1. ORS 19.245(3) provides as follows:“A party to a stipulated judgment may appeal from the judgment only if:“(a) The judgment specifically provides that the party has reserved the right to appellate review of a ruling of the trial court in the cause; and“(b) The appeal presents a justiciable controversy.”
2. A “false positive” is defined, in part, as follows:“2. An individual whose test results include him or her in a particular diagnostic group to which the individual may not truly belong. 3. Term used to denote a false-positive result.”Stedman's Medical Dictionary 646 (27th ed 2000) (boldface and italics in original).Slide #SampleAntibodyResult A2Control- - carp liver without microcystins (negative control)824No color changeA3Carp liver with microcystins (positivecontrol)NoneNo color changeA4Carp liver with microcystins (positivecontrol)824Strong colorA5Decedent's liver824Strong colorA6Decedent's liverNoneSlight background colorA7Decedent's liver824Strong color

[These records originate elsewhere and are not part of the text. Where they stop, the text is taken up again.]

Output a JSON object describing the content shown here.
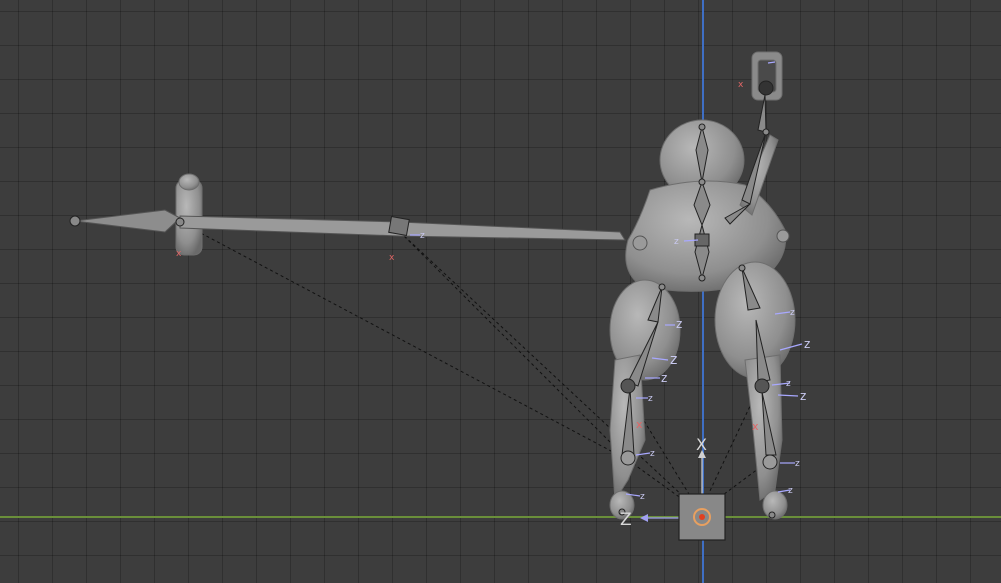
{
  "viewport": {
    "background_color": "#3d3d3d",
    "grid_color": "#333333",
    "x_axis_color": "#6a8f3a",
    "y_axis_color": "#3f6fc4"
  },
  "gizmo": {
    "x_label": "X",
    "z_label": "Z",
    "x_color": "#d0d0d0",
    "z_color": "#a0a0f0"
  },
  "bone_axis_labels": {
    "z": "z",
    "x": "x"
  },
  "mesh": {
    "color": "#9a9a9a",
    "outline_color": "#6e6e6e"
  }
}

3. Although we reach our own legal conclusion in this case based on the record before us and on our discrete analysis, the trial court's creation of the record and its explanation of its ruling have facilitated our review function of a complex issue. We commend the trial court's handling of this matter as a model to the bench and bar.
4. OEC 401 provides:“ ‘Relevant evidence’ means evidence having any tendency to make the existence of any fact that is of consequence to the determination of the action more probable or less probable than it would be without the evidence.”
5. OEC 702 provides:“If scientific, technical or other specialized knowledge will assist the trier of fact to understand the evidence or to determine a fact in issue, a witness qualified as an expert by knowledge, skill, experience, training or education may testify thereto in the form of an opinion or otherwise.”
6. OEC 403 provides:“Although relevant, evidence may be excluded if its probative value is substantially outweighed by the danger of unfair prejudice, confusion of the issues, or misleading the jury, or by considerations of undue delay or needless presentation of cumulative evidence.”